Citation: Atthota S, Joyal K, Cote M, Scalzo R, Singh R, Consul N, Kilcoyne A, Bethea ED and Dageforde LA (2023) Modern glucose-lowering drugs in liver transplant recipients: improvement in weight, glycemic control, and potentially allograft steatosis. Front. Transplant. 2:1223169. doi: 10.3389/frtra.2023.1223169

Received: 15 May 2023; Accepted: 13 November 2023;
Published: 30 November 2023.

Edited by:

Sheri M. Krams, Stanford University, United States

Reviewed by:

David Peter Al-Adra, University of Wisconsin-Madison, United States
Giulio Marchesini, University of Bologna, Italy

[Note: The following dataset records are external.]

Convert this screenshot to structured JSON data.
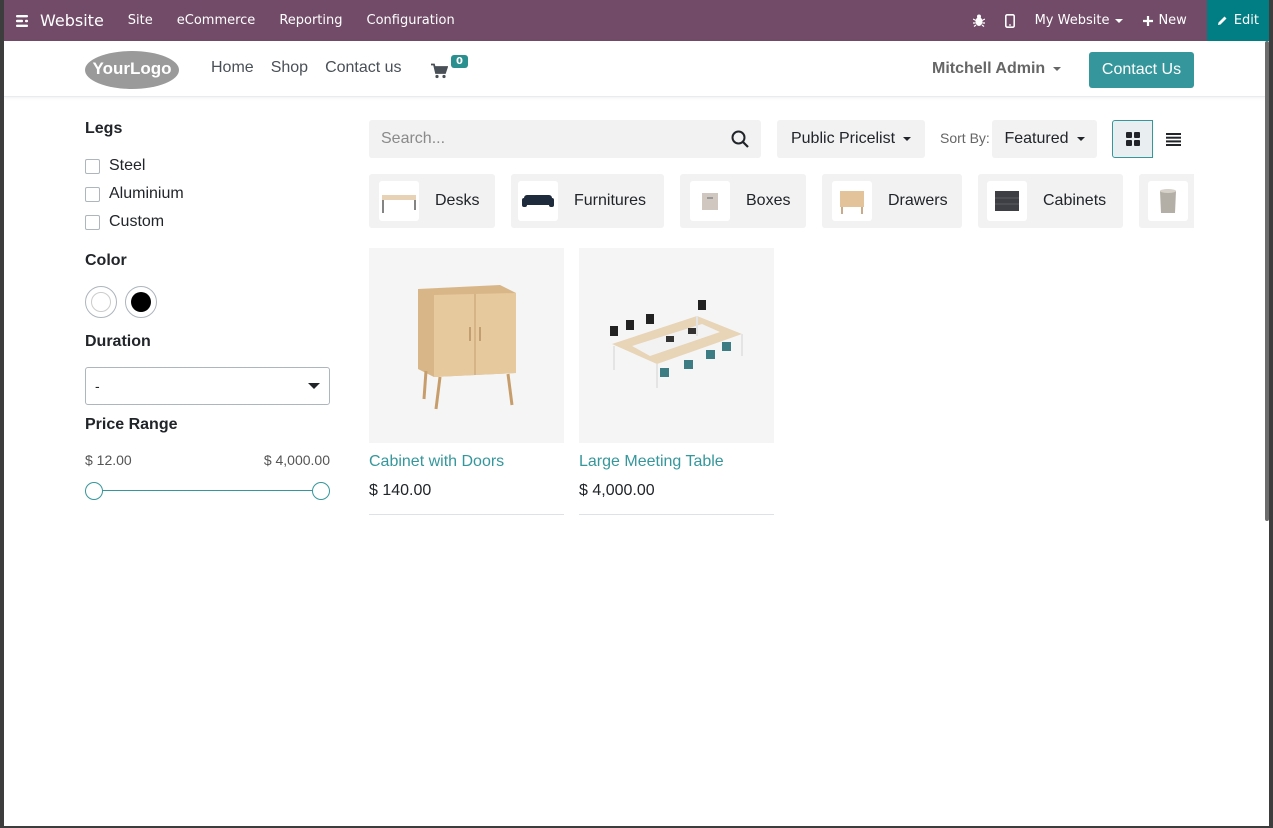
{
  "adminbar": {
    "app_name": "Website",
    "menu": [
      "Site",
      "eCommerce",
      "Reporting",
      "Configuration"
    ],
    "website_selector": "My Website",
    "new_label": "New",
    "edit_label": "Edit",
    "color": "#714b67",
    "edit_color": "#017e84"
  },
  "header": {
    "logo_text": "YourLogo",
    "nav": [
      "Home",
      "Shop",
      "Contact us"
    ],
    "cart_count": "0",
    "user": "Mitchell Admin",
    "contact_button": "Contact Us",
    "accent": "#35979c"
  },
  "filters": {
    "legs_title": "Legs",
    "legs_options": [
      "Steel",
      "Aluminium",
      "Custom"
    ],
    "color_title": "Color",
    "colors": [
      "#ffffff",
      "#000000"
    ],
    "duration_title": "Duration",
    "duration_value": "-",
    "price_title": "Price Range",
    "price_min": "$ 12.00",
    "price_max": "$ 4,000.00"
  },
  "toolbar": {
    "search_placeholder": "Search...",
    "pricelist": "Public Pricelist",
    "sort_label": "Sort By:",
    "sort_value": "Featured",
    "active_view": "grid"
  },
  "categories": [
    "Desks",
    "Furnitures",
    "Boxes",
    "Drawers",
    "Cabinets"
  ],
  "products": [
    {
      "name": "Cabinet with Doors",
      "price": "$ 140.00"
    },
    {
      "name": "Large Meeting Table",
      "price": "$ 4,000.00"
    }
  ]
}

© 2023 Atthota, Joyal, Cote, Scalzo, Singh, Consul, Kilcoyne, Bethea and Dageforde. This is an open-access article distributed under the terms of the Creative Commons Attribution License (CC BY). The use, distribution or reproduction in other forums is permitted, provided the original author(s) and the copyright owner(s) are credited and that the original publication in this journal is cited, in accordance with accepted academic practice. No use, distribution or reproduction is permitted which does not comply with these terms.

*Correspondence: Leigh Anne Dageforde

Abbreviations GLP1RA, Glucagon-like peptide-1 receptor agonists; SGLT2, Sodium-glucose cotransporter type-2; NAFLD, Non-alcoholic fatty liver disease; NASH, Non-alcoholic steatohepatitis; BMI, Body mass index; T2DM, Type-2 diabetes mellitus; AST, Aspartate aminotransferase; ALT, Alanine aminotransferase; MRI, Magnetic Resonance Imaging; MRE, Magnetic Resonance Imaging with Elastography; MELD, Model for End-Stage Liver disease.